President Hassan Rouhani has embarked on a grand tour of Europe now that international sanctions have been lifted. As Reuters puts it, “warm words and deals” are flowing amid Rouhani’s cross-continential trip. Still, many critics are challenging the sincerity of both Rouhani and the theocracy that rules Iran. Is Iran really becoming more moderate, or is the government merely trying to ward of international pressure that it can further entrench itself?
Maryam Rajavi, the president-elect of the National Council of Resistance of Iran, the leading Iranian dissident group, denounced Rouhani and his visit. “As a cleric, Hassan Rouhani is a defender of the ruling theocracy and has sworn allegiance to the velayat-e faqih (absolute rule of the clergy). As one the most senior officials of the religious fascism ruling Iran throughout the past 37 years, he has been involved in all its atrocities and as such he should face justice for crimes against humanity,” she said.
Regardless of these accusations, European leaders have so far been greeting Rouhani quite warmly. With the nuclear deal secured, and Iran so far following the agreement, at least publicly, numerous sanctions have been dropped and Iran is quickly reintegrating itself with the international community. President Rouhani has already visited the Pope, and an Italian metal manufacturer, the Danieli Group, has agreed to build a $6.2 billion steel plant in Iran.
On Thursday, Rouhani will be meeting with French Prime Minister Francois Hollande, where it is expected that a deal to buy 100 Airbus airplanes will be hashed out. With oil money once again flowing, Iran is planning to upgrade its aging airplane fleet. The visits mark the first by an Iranian head of state since Europe levied sanctions against Iran over its nuclear program. A major rally by thousands of Iranian expatriates in Paris denounced the red carpet roll out for him.
Even if one grants Rouhani the status of being a “moderate” within the regime, it’s hard to whitewash members of his entourage. Hamid Aboutalebi, Rouhani’s Office political deputy, was appointed Iran’s ambassador to the U.N. back in 2014, but was denied a visa by the United States owing to his role in the U.S. Embassy occupation in 1979 and involvement in the assassination of a NCRI official in 1993.
Mullah Hesam-ad-Din Ashena, currently in charge of the President’s Center for Strategic Studies, previously specialized in repressing and persecuting dissident clerics. Numerous other members of Rouhani’s circle of close advisers hail from the infamous Revolutionary Guard and Intelligence ministry. Both apparatuses have been accused of fomenting instability in Iraq and supporting radical Shia militias and politicians.
Is Iran’s “Change” Real?

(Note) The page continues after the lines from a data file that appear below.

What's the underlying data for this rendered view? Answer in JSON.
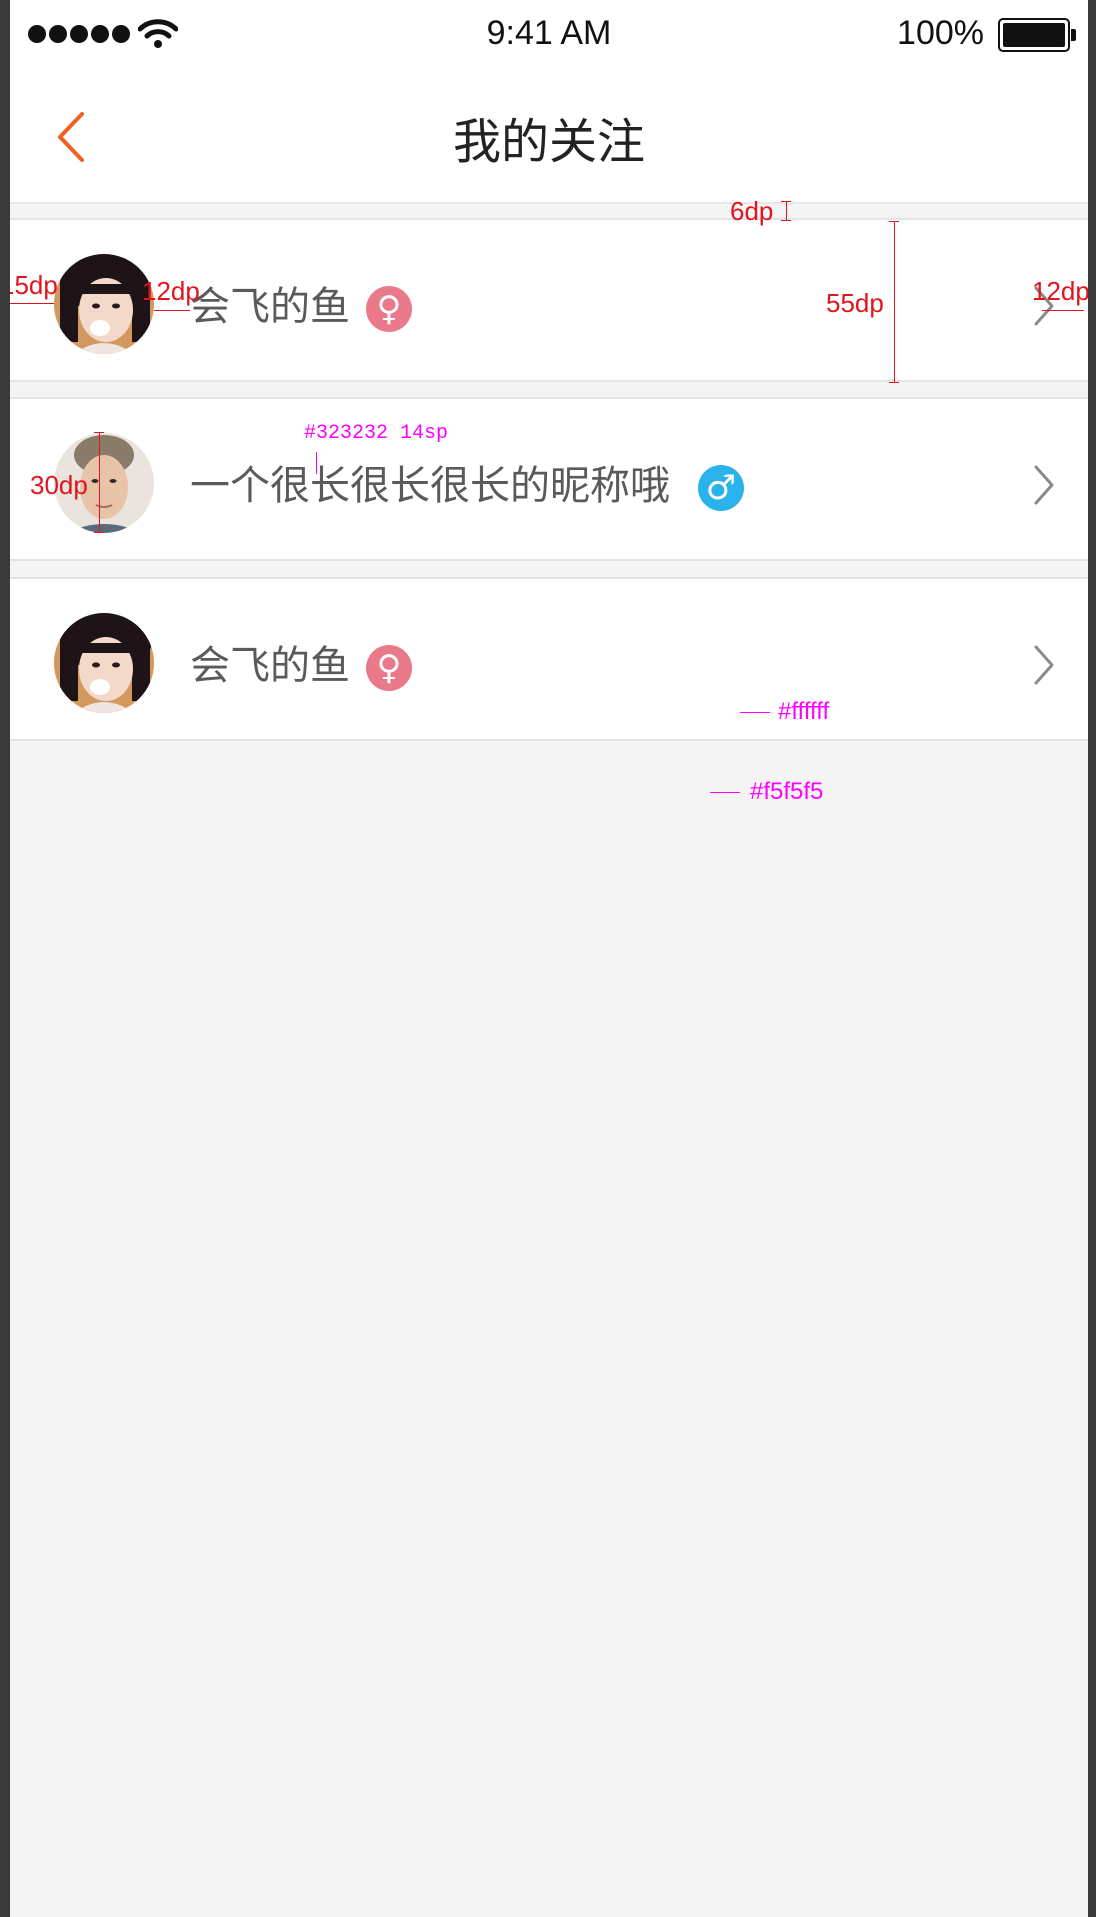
{
  "status_bar": {
    "time": "9:41 AM",
    "battery": "100%"
  },
  "nav": {
    "title": "我的关注"
  },
  "list": [
    {
      "nickname": "会飞的鱼",
      "gender": "female",
      "gender_symbol": "♀",
      "gender_color": "#ea7989"
    },
    {
      "nickname": "一个很长很长很长的昵称哦",
      "gender": "male",
      "gender_symbol": "♂",
      "gender_color": "#29b2ec"
    },
    {
      "nickname": "会飞的鱼",
      "gender": "female",
      "gender_symbol": "♀",
      "gender_color": "#ea7989"
    }
  ],
  "annotations": {
    "gap": "6dp",
    "row_height": "55dp",
    "left_margin": "15dp",
    "avatar_gap": "12dp",
    "right_margin": "12dp",
    "avatar_size": "30dp",
    "text_style": "#323232 14sp",
    "row_color": "#ffffff",
    "bg_color": "#f5f5f5"
  },
  "colors": {
    "accent": "#f06020",
    "text": "#323232",
    "background": "#f4f4f4",
    "annotation_red": "#e2141e",
    "annotation_magenta": "#ff00ff"
  }
}
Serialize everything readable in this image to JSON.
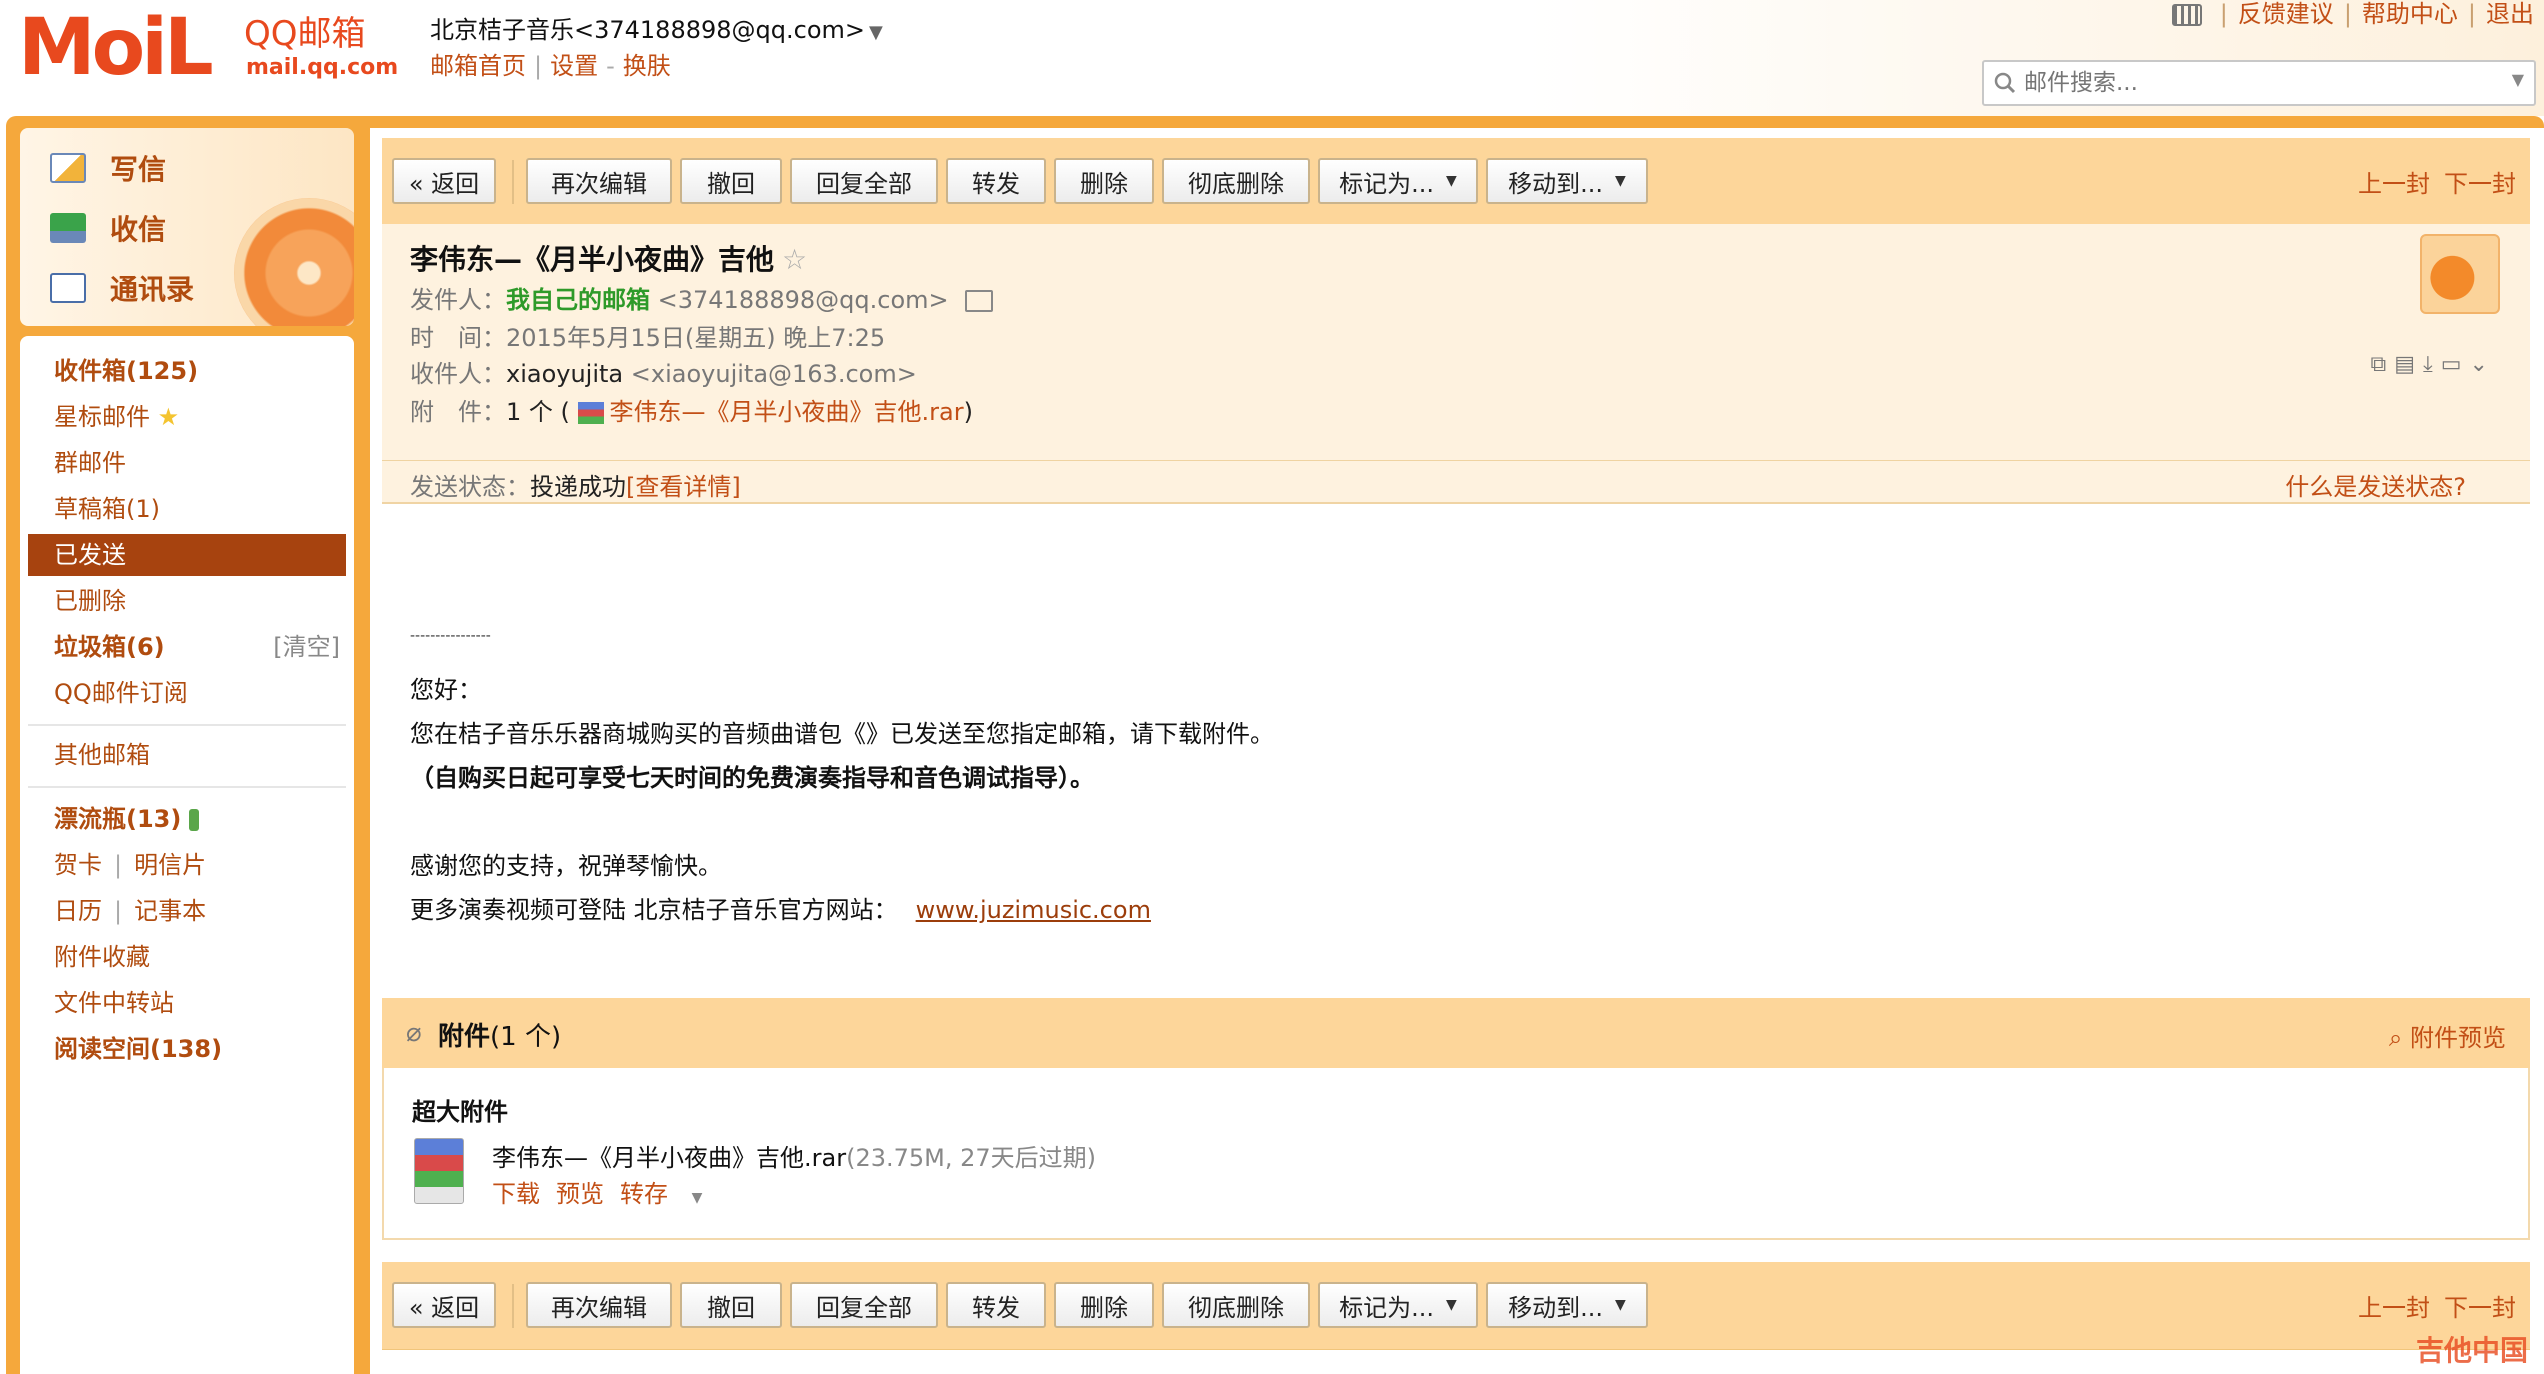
{
  "header": {
    "logo_mail": "MoiL",
    "logo_brand": "QQ邮箱",
    "logo_domain": "mail.qq.com",
    "account": "北京桔子音乐<374188898@qq.com>",
    "account_caret": "▼",
    "links": {
      "home": "邮箱首页",
      "settings": "设置",
      "dash": "-",
      "skin": "换肤"
    },
    "top_links": {
      "feedback": "反馈建议",
      "help": "帮助中心",
      "logout": "退出"
    },
    "search_placeholder": "邮件搜索..."
  },
  "sidebar": {
    "quick": {
      "write": "写信",
      "inbox": "收信",
      "contacts": "通讯录"
    },
    "folders": {
      "inbox": "收件箱(125)",
      "starred": "星标邮件",
      "group": "群邮件",
      "drafts": "草稿箱(1)",
      "sent": "已发送",
      "deleted": "已删除",
      "spam": "垃圾箱(6)",
      "spam_clear": "[清空]",
      "subscribe": "QQ邮件订阅",
      "other": "其他邮箱",
      "bottle": "漂流瓶(13)",
      "greeting": "贺卡",
      "postcard": "明信片",
      "calendar": "日历",
      "notes": "记事本",
      "attach_fav": "附件收藏",
      "transfer": "文件中转站",
      "reading": "阅读空间(138)"
    }
  },
  "toolbar": {
    "back": "« 返回",
    "reedit": "再次编辑",
    "recall": "撤回",
    "reply_all": "回复全部",
    "forward": "转发",
    "delete": "删除",
    "purge": "彻底删除",
    "mark_as": "标记为...",
    "move_to": "移动到...",
    "prev": "上一封",
    "next": "下一封"
  },
  "mail": {
    "subject": "李伟东—《月半小夜曲》吉他",
    "star": "☆",
    "from_label": "发件人：",
    "from_name": "我自己的邮箱",
    "from_addr": "<374188898@qq.com>",
    "time_label": "时　间：",
    "time": "2015年5月15日(星期五) 晚上7:25",
    "to_label": "收件人：",
    "to_name": "xiaoyujita",
    "to_addr": "<xiaoyujita@163.com>",
    "att_label": "附　件：",
    "att_count": "1 个 (",
    "att_name": "李伟东—《月半小夜曲》吉他.rar",
    "att_close": ")",
    "status_label": "发送状态：",
    "status_value": "投递成功",
    "status_detail": "[查看详情]",
    "status_help": "什么是发送状态?",
    "ops_icons": "⧉▤⤓▭⌄"
  },
  "body": {
    "divider": "----------------",
    "greeting": "您好：",
    "line1": "您在桔子音乐乐器商城购买的音频曲谱包《》已发送至您指定邮箱，请下载附件。",
    "line2": "（自购买日起可享受七天时间的免费演奏指导和音色调试指导）。",
    "line3": "感谢您的支持，祝弹琴愉快。",
    "line4": "更多演奏视频可登陆 北京桔子音乐官方网站：",
    "url": "www.juzimusic.com"
  },
  "attachments": {
    "title": "附件",
    "count": "(1 个)",
    "preview_label": "附件预览",
    "section": "超大附件",
    "file_name": "李伟东—《月半小夜曲》吉他.rar",
    "file_meta": "(23.75M, 27天后过期)",
    "download": "下载",
    "preview": "预览",
    "save": "转存"
  },
  "watermark": "吉他中国",
  "colors": {
    "accent": "#f5a83c",
    "link": "#c24f16",
    "active_nav": "#a7430f",
    "toolbar_bg": "#fdd69a",
    "header_bg": "#fef2df"
  }
}
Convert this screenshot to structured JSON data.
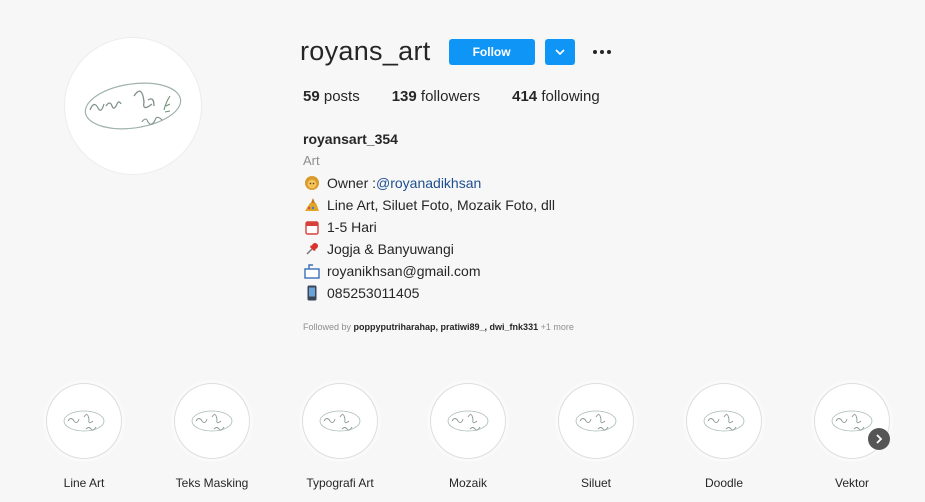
{
  "profile": {
    "username": "royans_art",
    "follow_label": "Follow",
    "stats": {
      "posts_count": "59",
      "posts_label": "posts",
      "followers_count": "139",
      "followers_label": "followers",
      "following_count": "414",
      "following_label": "following"
    },
    "bio": {
      "name": "royansart_354",
      "category": "Art",
      "lines": [
        {
          "icon": "lion-emoji-icon",
          "prefix": "Owner : ",
          "link": "@royanadikhsan"
        },
        {
          "icon": "art-palette-icon",
          "text": "Line Art, Siluet Foto, Mozaik Foto, dll"
        },
        {
          "icon": "calendar-icon",
          "text": "1-5 Hari"
        },
        {
          "icon": "pin-icon",
          "text": "Jogja & Banyuwangi"
        },
        {
          "icon": "mailbox-icon",
          "text": "royanikhsan@gmail.com"
        },
        {
          "icon": "phone-icon",
          "text": "085253011405"
        }
      ]
    },
    "followed_by": {
      "prefix": "Followed by ",
      "names": "poppyputriharahap, pratiwi89_, dwi_fnk331",
      "suffix": " +1 more"
    }
  },
  "highlights": [
    {
      "label": "Line Art"
    },
    {
      "label": "Teks Masking"
    },
    {
      "label": "Typografi Art"
    },
    {
      "label": "Mozaik"
    },
    {
      "label": "Siluet"
    },
    {
      "label": "Doodle"
    },
    {
      "label": "Vektor"
    }
  ],
  "colors": {
    "accent": "#0f95f6",
    "link": "#1d4f8f"
  }
}
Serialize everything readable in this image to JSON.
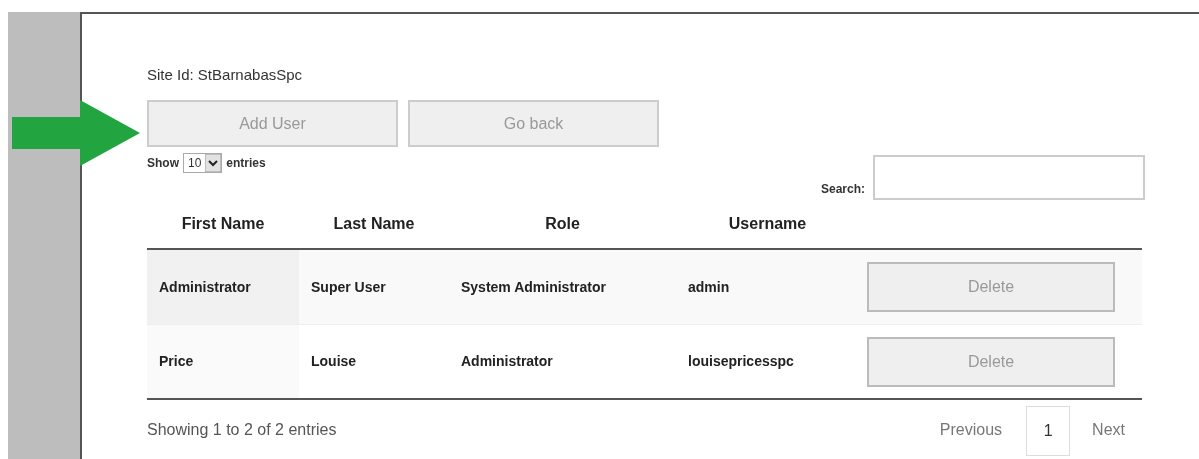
{
  "site_id": "Site Id: StBarnabasSpc",
  "buttons": [
    "Add User",
    "Go back"
  ],
  "length_menu": {
    "before": "Show",
    "value": "10",
    "after": "entries"
  },
  "search": {
    "label": "Search:"
  },
  "table": {
    "columns": [
      "First Name",
      "Last Name",
      "Role",
      "Username"
    ],
    "rows": [
      {
        "cells": [
          "Administrator",
          "Super User",
          "System Administrator",
          "admin"
        ],
        "action": "Delete"
      },
      {
        "cells": [
          "Price",
          "Louise",
          "Administrator",
          "louisepricesspc"
        ],
        "action": "Delete"
      }
    ]
  },
  "info": "Showing 1 to 2 of 2 entries",
  "pagination": {
    "previous": "Previous",
    "pages": [
      {
        "label": "1",
        "selected": true
      }
    ],
    "next": "Next"
  }
}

It’s hard to forget that Iran is a country where young adults can be arrested and threatened with being lashed for recording innocuous YouTube videos of themselves dancing. Further, as far as executions go Iran is second to China, though it’s worth noting China’s population is over 10 times as large. In fact, Iran is leading per capita executioners of its own citizens, including juveniles.
Meanwhile, just a few weeks ago American sailors were held at gunpoint after drifting into Iranian waters following an engine failure. Iran could have offered assistance, or towed the sailors back to international waters, but instead forced them onto their knees, and all but made them beg for forgiveness.
Iran also decided to start the new year with yet another embassy siege. Mobs of Iranians stormed the Saudi embassy after an Iranian was beheaded in Saudi Arabia. Some have accused the Iranian government of organizing the attack. At the very least, the Iranian government was stoking the flames that led to the protests. And while Iranians may have grievances with Saudi Arabia, storming embassies isn’t exactly a solution.
Within these contexts it’s hard to view Rouhani as a serious reformer. Arguably, the tepid reforms he has pushed for, such as a temporary halt to Iran’s nuclear ambitions (again, at least publicly) will likely serve to only further entrench the extremist theocracy that rules Iran.
As Maryam Rajavi puts it ““His claim to moderation is a big lie meant to attract the West’s assistance in pursuing his mandate to save the crisis-riddled regime, which the overwhelming majority of Iranians seek to overthrow. Yet, he is unwilling and incapable of distancing himself, in practice or in words, from the wave of executions in Iran and Bashar al-Assad’s massacre of the Syrian people.”